§ **EXERCISE BRIEF**: Work through the records below and tally every line containing "text". Reply with the total alone.

§ **DATASET**:
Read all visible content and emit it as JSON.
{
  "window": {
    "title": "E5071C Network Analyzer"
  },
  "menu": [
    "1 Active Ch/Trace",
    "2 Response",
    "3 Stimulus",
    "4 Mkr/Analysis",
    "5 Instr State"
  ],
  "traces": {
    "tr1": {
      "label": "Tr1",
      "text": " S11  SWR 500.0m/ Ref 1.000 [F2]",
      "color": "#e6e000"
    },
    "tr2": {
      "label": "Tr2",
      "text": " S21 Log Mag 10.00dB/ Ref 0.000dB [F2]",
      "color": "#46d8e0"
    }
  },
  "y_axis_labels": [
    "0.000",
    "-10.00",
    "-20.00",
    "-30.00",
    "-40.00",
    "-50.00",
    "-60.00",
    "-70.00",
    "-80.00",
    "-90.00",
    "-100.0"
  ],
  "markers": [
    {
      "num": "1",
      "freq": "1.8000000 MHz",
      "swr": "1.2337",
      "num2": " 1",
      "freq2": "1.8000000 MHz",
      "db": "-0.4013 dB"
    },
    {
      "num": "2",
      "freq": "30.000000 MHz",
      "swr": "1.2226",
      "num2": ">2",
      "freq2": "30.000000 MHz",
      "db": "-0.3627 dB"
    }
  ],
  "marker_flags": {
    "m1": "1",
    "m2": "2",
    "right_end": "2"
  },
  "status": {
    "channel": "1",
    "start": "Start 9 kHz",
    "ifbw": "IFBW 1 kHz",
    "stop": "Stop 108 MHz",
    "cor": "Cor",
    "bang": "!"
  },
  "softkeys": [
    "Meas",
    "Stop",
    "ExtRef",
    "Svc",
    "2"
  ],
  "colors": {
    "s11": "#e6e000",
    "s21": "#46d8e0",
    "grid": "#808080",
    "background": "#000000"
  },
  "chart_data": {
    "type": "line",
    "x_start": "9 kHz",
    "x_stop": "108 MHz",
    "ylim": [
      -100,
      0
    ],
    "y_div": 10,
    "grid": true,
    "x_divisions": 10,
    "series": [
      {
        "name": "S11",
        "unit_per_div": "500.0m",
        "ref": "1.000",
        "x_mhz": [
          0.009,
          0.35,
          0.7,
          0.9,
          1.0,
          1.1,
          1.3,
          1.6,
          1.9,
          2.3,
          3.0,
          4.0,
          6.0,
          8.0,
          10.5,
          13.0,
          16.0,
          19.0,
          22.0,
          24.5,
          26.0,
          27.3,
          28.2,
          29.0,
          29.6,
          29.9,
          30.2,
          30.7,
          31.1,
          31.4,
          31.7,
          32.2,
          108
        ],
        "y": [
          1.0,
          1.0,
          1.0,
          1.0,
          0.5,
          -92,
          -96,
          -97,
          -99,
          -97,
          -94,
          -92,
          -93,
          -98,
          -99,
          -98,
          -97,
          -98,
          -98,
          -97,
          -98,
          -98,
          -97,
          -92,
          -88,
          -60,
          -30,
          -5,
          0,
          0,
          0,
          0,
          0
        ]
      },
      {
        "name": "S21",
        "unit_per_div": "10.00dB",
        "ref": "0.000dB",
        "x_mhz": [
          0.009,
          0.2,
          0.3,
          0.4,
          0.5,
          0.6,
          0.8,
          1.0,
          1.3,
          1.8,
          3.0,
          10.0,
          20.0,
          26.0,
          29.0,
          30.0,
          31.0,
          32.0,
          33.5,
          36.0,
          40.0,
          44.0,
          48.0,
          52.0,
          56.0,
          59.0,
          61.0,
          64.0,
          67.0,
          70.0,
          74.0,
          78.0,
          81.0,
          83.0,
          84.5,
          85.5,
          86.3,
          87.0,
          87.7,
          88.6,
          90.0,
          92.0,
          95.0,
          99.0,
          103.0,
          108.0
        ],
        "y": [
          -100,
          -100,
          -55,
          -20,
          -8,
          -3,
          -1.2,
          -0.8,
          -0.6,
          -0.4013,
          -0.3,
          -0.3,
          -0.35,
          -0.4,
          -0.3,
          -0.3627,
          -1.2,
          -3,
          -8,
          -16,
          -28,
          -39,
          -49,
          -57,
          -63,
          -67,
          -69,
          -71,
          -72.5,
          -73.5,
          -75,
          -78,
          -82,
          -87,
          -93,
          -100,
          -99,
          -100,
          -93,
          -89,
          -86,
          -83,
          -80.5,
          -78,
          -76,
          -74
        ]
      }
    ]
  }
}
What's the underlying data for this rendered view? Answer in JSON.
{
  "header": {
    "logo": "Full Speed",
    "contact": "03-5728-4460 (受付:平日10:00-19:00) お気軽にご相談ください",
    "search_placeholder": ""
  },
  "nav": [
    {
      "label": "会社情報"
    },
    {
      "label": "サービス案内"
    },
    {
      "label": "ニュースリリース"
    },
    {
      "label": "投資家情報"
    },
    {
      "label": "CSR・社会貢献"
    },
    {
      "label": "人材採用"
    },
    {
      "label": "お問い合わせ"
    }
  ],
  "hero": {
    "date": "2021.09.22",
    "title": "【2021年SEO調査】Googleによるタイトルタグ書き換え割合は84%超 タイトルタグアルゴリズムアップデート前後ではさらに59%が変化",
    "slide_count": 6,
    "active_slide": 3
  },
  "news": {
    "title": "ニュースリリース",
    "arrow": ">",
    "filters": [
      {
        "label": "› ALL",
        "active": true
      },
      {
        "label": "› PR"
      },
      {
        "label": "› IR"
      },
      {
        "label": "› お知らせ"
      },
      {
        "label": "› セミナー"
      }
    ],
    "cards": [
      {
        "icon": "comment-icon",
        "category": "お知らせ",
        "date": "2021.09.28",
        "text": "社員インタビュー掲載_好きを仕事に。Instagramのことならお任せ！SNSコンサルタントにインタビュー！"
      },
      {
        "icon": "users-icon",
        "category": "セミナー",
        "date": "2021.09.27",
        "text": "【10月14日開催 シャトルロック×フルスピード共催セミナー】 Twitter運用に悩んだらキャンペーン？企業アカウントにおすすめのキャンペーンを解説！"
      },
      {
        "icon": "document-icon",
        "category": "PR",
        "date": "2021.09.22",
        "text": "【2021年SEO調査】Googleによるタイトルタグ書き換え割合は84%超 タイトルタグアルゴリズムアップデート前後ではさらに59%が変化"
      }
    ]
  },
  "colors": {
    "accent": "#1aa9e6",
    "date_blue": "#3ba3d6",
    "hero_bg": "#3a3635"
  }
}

§ **PROBLEM SOLUTION**: 5